“The Defense Bar that thinks he’s not the kind of visiting judge they want have misjudged Jerry Ray,” Lane said. “The people of Palo Pinto were lucky to have him all those years. He’s exactly what anybody would want in a judge, as fine a judge as I’ve ever had the opportunity to be in front of. I’ve been doing this for over 40 years and if I could try a case in front of him every week I’d do it. He always went out of his way to make sure things were done in accordance with the law and they were fair. He never tried to prejudice or influence anything that ever happened in a courthouse. Judges can influence things if they want to; I never saw that from him. He’s truly a no-nonsense judge, though.”
Richards said one of the things he admires most about Ray is his knowledge of the law. He said while most judges are more interested in politicking, he has always observed Ray as a continual student of the law, always building on his knowledge and understanding of his craft.
“He’s always studying the law, more than any judge I’ve seen,” he said. “I’ve never been in his office when he’s politicking. He does what people are paying him to do: be a judge, not a politician.

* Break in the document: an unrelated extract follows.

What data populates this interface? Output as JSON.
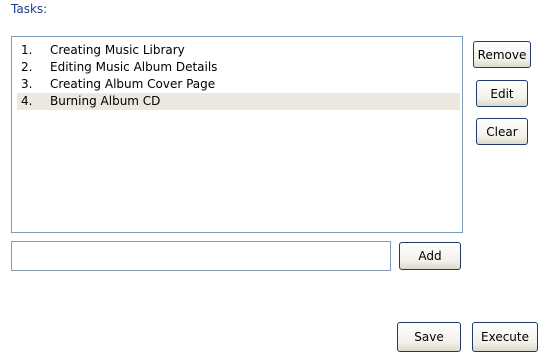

It’s refreshing.”
Lane and Richards did not shy away from what some may call Ray’s ‘temper’ in the courtroom. Both recounted stories of Ray becoming “pretty irritated” with lawyers who showed up to court late or not properly prepared for their cases. But Lane stood by Ray’s intense dedication to always running a fair and efficient court.
“If anybody has ever been in Judge Ray’s court, he’s not a warm and fuzzy judge. He’s all business,” Lane said. “Judge Ray will tell you what’s on his mind faster than a lot of people. Is that bad? I married a woman that’s just like that. She’ll tell me exactly what’s on her mind and that’s why I love her. That may be why I’m so fond of Judge Ray. You don’t have to wonder what that man is thinking or what he’s going to do. He’s going to follow the law and do it as efficiently and quickly as he could. For lawyers that try cases, you can’t ask for anything better than that.”

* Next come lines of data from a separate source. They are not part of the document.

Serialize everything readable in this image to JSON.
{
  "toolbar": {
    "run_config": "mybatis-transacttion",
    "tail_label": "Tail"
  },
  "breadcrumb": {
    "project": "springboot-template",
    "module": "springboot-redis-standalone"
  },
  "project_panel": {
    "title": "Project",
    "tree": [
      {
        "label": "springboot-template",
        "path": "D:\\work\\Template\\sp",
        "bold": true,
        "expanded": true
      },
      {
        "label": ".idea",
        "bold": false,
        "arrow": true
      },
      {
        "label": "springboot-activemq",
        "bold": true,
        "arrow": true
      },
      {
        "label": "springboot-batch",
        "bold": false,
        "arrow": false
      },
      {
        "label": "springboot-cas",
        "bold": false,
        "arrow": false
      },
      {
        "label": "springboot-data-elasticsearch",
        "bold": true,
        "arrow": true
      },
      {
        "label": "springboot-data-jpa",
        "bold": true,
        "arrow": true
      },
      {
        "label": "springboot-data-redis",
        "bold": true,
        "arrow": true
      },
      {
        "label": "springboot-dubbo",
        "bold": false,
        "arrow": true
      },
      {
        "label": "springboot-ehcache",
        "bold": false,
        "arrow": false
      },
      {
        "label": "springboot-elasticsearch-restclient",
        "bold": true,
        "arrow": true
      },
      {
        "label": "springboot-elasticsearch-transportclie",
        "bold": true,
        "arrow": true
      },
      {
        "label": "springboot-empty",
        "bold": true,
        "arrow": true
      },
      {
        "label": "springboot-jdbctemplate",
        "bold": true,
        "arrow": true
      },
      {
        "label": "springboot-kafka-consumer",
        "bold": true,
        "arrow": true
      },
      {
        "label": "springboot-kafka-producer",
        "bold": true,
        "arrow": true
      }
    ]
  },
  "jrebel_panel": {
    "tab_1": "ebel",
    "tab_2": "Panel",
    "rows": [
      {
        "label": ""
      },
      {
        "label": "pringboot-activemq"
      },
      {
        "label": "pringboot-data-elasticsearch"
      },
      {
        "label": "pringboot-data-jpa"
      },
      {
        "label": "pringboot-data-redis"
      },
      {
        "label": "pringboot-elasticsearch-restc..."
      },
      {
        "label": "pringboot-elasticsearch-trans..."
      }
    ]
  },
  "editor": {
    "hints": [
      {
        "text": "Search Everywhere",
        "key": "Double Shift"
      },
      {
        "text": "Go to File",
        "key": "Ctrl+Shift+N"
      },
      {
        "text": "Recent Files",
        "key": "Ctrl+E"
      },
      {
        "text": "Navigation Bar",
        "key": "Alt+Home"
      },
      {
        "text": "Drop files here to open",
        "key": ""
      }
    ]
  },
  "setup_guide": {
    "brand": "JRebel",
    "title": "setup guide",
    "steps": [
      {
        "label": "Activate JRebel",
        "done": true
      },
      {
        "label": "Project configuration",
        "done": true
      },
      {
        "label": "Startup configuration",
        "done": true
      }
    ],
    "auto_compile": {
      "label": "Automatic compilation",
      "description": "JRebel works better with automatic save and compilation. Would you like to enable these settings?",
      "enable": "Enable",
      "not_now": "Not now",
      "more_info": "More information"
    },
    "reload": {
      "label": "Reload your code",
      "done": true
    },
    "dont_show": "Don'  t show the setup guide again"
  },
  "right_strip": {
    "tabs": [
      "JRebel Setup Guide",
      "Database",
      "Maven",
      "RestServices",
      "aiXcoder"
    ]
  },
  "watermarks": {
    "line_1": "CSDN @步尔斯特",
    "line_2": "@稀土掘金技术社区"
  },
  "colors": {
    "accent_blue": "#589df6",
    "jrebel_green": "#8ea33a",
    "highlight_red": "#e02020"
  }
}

Both Lane and Richards said everything surrounding the DWI case in October got blown out of proportion. They said, although it was not right for Ray to say what he did and essentially tell the jury their verdict was wrong, to judge Jerry Ray on the strength of his character and ability to do his job by this one isolated incident would be an incredible injustice.
“It’s unfortunate, but I would hope that this little bitty hiccup would not have any influence on people’s perception of Jerry, who he is, what he’s done and what he will continue to do,” Lane said. “If we were all judged forever off of one stupid thing we said, then this would be a pretty lousy life. [But] this, too, shall pass. I just think it’s a shame that Tarrant County may not use him for a while. I don’t know anybody that’s any better.”